### [TASK INPUTS]
- - -

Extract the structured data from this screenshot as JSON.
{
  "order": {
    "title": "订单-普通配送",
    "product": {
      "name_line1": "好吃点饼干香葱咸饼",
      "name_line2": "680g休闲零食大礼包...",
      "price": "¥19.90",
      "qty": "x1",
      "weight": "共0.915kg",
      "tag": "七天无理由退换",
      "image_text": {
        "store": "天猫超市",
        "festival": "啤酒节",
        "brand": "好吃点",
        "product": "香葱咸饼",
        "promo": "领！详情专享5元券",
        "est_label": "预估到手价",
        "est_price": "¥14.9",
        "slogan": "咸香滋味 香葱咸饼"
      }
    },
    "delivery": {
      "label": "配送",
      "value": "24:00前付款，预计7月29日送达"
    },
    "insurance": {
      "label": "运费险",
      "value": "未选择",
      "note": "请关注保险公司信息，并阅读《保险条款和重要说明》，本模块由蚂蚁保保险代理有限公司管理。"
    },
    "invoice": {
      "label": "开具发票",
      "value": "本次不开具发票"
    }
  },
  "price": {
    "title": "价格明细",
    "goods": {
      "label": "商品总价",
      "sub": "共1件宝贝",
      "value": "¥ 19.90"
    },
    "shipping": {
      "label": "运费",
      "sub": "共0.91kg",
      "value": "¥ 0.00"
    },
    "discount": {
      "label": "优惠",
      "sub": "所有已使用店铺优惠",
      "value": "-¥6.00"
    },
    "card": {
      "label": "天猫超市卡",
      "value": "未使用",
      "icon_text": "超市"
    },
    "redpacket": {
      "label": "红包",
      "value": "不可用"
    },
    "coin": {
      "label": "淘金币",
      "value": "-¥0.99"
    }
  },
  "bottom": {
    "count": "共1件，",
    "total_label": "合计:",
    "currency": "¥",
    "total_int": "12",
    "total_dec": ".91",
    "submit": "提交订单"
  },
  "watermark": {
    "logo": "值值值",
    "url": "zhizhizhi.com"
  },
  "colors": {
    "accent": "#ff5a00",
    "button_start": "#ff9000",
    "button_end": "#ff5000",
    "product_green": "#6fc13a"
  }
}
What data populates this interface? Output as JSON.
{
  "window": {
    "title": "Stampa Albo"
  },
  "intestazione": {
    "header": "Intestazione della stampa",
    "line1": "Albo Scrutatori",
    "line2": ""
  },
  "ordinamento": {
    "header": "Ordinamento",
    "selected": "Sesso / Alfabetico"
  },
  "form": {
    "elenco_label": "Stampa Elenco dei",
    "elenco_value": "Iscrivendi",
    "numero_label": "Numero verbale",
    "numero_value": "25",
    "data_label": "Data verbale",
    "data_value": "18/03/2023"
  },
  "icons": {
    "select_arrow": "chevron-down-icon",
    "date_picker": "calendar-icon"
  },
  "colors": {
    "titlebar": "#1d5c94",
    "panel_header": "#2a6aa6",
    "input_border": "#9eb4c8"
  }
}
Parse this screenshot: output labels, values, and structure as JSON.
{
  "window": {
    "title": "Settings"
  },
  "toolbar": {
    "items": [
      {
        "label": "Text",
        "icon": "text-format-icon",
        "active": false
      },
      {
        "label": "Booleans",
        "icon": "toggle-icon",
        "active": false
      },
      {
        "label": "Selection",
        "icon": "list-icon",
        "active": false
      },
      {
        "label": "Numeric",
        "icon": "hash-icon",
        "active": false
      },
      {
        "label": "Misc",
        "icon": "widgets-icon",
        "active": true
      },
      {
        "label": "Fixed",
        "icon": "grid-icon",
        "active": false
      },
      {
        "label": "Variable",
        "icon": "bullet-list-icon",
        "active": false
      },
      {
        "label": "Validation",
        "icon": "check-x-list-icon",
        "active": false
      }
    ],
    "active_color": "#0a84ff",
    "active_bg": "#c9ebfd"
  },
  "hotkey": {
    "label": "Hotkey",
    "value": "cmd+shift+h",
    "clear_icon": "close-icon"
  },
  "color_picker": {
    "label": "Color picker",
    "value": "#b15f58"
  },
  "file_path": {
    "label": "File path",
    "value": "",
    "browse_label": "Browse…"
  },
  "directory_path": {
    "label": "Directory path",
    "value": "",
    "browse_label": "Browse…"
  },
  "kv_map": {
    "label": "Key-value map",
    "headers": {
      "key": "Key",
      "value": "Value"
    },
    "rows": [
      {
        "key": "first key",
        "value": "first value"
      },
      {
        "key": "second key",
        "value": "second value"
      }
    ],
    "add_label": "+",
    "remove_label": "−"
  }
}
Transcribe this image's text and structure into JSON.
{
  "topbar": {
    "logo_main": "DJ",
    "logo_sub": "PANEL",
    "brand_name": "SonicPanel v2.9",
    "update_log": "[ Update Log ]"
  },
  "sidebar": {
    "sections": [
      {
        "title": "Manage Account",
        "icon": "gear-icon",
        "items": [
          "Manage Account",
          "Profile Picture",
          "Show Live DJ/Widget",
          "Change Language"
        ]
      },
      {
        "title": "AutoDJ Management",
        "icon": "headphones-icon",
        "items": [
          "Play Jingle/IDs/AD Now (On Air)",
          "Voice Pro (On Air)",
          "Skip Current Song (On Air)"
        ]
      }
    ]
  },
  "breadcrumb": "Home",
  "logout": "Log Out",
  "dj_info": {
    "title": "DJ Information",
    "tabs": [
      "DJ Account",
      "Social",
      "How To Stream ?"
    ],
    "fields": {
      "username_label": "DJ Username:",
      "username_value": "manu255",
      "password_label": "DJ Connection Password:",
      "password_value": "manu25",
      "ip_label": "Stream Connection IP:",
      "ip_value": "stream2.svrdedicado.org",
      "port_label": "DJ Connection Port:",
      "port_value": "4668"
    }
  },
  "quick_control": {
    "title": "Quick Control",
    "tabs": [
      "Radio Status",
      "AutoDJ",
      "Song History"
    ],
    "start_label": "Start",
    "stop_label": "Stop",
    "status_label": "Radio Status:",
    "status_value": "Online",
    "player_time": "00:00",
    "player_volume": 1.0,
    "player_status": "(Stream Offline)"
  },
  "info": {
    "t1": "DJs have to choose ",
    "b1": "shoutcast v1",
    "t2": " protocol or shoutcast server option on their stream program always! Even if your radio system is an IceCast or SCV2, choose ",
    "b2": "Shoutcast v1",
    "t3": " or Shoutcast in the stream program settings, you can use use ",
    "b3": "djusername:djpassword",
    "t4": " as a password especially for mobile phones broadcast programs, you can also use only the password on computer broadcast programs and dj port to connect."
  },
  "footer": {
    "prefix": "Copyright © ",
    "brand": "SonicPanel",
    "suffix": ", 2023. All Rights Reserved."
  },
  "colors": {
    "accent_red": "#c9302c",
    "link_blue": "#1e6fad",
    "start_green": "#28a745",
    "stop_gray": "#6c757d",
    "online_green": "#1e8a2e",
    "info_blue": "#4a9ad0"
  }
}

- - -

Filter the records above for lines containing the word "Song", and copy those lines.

          "Skip Current Song (On Air)"
      "Song History"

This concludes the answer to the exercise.